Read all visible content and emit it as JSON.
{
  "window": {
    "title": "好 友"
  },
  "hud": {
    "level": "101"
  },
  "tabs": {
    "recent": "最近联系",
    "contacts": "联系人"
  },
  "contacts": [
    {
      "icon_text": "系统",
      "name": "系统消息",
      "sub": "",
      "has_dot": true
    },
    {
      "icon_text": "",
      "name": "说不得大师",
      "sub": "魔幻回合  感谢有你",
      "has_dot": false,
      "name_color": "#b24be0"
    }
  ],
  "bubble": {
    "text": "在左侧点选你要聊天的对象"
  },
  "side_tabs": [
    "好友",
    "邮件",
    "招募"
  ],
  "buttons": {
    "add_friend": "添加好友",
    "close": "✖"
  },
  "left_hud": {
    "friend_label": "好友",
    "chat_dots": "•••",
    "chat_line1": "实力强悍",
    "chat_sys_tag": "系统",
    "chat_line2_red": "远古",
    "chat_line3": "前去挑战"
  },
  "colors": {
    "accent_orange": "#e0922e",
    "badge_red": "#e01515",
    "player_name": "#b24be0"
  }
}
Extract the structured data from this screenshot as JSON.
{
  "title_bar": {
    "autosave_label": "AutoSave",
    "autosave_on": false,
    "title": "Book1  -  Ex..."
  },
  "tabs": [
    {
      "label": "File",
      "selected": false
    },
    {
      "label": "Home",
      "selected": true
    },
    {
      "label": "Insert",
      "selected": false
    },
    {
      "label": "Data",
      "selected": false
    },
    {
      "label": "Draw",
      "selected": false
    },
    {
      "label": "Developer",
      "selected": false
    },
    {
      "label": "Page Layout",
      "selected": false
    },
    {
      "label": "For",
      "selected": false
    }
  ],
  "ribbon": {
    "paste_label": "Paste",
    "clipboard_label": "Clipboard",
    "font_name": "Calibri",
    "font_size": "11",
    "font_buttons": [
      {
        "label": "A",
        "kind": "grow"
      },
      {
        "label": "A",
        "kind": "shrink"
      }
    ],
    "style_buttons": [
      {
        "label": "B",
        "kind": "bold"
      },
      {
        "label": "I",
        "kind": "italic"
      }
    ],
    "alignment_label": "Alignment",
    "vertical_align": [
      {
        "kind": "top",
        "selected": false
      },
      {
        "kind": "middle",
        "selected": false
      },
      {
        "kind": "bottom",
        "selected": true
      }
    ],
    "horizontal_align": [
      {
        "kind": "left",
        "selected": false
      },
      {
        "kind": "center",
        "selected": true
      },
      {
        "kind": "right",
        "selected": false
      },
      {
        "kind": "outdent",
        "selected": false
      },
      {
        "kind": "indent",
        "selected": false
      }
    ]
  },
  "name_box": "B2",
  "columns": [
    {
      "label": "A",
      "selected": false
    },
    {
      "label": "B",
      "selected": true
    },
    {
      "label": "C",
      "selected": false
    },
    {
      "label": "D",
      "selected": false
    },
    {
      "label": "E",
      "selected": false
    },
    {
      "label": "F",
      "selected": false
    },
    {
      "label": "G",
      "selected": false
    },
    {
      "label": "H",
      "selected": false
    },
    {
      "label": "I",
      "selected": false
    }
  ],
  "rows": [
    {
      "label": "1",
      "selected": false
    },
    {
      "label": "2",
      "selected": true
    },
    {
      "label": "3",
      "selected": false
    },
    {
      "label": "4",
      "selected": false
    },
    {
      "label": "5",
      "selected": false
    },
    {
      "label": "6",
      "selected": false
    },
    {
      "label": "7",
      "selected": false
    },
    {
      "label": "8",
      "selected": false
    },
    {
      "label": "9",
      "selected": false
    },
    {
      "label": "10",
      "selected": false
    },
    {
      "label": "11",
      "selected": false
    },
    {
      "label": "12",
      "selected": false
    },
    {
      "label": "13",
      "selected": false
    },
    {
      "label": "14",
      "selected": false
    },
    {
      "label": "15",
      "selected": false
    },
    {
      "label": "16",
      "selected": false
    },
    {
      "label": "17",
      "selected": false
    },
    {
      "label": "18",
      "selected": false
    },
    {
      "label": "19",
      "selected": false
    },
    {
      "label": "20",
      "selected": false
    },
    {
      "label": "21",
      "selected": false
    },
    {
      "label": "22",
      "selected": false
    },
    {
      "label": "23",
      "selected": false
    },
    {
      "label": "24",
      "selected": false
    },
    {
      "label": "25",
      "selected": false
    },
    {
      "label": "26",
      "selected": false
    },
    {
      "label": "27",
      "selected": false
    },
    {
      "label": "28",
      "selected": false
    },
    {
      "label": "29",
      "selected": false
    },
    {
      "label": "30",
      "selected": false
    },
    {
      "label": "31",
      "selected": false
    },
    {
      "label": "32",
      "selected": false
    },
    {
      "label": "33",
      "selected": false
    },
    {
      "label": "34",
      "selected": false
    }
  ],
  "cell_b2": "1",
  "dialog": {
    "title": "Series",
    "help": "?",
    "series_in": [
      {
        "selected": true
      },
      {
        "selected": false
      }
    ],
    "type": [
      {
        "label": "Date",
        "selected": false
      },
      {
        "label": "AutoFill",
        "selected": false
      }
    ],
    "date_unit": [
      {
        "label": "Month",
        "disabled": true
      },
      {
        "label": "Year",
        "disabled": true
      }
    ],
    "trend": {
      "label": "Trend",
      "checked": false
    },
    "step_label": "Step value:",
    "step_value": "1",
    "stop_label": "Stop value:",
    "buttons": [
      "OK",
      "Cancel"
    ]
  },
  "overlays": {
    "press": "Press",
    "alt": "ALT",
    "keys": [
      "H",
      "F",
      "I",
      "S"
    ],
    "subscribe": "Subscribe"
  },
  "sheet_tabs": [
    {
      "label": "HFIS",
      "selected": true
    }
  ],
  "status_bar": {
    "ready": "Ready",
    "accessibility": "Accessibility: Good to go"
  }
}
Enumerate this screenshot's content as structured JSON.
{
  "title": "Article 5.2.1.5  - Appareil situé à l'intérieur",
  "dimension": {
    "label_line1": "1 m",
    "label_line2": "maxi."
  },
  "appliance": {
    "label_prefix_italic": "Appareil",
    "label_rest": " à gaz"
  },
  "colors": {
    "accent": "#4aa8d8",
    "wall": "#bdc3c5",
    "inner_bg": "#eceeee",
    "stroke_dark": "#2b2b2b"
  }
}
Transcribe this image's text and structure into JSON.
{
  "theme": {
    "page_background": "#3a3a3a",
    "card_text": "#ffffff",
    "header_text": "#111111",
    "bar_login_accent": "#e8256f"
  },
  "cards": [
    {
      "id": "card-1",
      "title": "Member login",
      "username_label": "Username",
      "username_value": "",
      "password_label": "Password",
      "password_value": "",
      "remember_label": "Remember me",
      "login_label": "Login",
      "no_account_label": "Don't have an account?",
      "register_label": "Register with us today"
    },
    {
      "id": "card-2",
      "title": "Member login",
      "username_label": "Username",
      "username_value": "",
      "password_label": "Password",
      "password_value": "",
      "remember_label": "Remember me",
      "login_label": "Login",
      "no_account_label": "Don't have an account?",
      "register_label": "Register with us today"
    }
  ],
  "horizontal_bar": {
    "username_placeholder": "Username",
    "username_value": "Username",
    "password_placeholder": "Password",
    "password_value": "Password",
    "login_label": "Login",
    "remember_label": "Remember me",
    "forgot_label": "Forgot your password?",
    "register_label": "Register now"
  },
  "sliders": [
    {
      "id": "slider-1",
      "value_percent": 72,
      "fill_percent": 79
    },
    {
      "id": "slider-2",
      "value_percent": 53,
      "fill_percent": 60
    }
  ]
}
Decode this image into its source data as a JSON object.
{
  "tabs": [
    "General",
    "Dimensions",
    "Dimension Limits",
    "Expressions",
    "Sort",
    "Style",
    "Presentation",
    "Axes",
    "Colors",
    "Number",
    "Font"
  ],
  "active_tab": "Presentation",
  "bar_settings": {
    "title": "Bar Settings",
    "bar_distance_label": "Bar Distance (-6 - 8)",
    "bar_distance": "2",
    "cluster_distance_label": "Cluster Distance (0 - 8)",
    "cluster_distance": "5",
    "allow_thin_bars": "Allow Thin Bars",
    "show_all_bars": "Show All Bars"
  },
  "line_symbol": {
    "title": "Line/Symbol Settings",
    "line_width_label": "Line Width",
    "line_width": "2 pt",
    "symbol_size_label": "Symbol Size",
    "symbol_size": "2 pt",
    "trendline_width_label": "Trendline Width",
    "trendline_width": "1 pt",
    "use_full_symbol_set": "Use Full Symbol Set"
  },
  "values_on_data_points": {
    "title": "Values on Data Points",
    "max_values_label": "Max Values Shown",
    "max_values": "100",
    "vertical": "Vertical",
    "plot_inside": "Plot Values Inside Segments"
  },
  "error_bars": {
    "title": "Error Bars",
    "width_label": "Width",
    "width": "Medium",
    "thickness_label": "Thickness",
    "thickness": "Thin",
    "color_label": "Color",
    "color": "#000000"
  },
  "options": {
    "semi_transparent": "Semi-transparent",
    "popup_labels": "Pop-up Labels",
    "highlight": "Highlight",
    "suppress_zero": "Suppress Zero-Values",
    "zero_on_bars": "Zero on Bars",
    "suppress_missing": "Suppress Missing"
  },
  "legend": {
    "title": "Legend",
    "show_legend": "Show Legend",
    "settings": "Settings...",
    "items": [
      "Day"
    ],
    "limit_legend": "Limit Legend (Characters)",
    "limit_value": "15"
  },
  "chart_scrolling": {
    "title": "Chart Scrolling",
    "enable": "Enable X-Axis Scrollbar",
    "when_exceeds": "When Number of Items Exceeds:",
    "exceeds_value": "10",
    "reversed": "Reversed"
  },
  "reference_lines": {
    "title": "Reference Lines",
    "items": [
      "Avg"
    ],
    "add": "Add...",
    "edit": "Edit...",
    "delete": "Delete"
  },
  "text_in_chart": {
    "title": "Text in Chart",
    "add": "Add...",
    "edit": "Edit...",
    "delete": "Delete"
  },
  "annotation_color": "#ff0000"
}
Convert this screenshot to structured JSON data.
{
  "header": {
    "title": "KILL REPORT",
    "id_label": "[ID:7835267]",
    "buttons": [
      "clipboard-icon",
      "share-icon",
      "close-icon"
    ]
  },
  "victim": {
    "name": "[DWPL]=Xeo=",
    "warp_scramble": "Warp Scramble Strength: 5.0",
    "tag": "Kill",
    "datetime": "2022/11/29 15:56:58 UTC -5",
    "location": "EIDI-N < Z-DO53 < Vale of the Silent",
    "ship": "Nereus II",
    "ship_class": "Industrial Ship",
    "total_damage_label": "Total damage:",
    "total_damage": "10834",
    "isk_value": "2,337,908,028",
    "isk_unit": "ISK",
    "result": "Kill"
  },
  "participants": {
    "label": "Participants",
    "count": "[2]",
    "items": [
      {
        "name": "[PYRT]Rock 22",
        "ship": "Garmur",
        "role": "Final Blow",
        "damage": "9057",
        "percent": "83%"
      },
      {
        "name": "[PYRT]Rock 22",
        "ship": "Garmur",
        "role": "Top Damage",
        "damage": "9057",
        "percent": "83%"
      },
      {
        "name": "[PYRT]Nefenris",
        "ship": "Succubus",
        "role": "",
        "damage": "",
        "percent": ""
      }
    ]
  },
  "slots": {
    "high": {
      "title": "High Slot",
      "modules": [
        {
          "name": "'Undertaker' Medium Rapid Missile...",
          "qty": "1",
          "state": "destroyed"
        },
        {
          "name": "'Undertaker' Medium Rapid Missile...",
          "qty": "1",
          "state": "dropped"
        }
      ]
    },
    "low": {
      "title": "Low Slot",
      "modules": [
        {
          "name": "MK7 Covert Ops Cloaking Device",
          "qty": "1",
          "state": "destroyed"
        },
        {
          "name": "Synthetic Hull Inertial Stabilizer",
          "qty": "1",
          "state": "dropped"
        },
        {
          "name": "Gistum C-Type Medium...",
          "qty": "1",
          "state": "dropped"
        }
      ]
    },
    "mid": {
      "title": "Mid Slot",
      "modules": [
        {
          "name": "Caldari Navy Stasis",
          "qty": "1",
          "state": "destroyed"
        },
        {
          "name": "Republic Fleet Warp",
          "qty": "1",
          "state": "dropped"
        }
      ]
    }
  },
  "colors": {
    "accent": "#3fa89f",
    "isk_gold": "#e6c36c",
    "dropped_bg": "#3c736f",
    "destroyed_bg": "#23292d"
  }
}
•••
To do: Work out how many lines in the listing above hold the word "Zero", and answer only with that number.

Expected answer: 2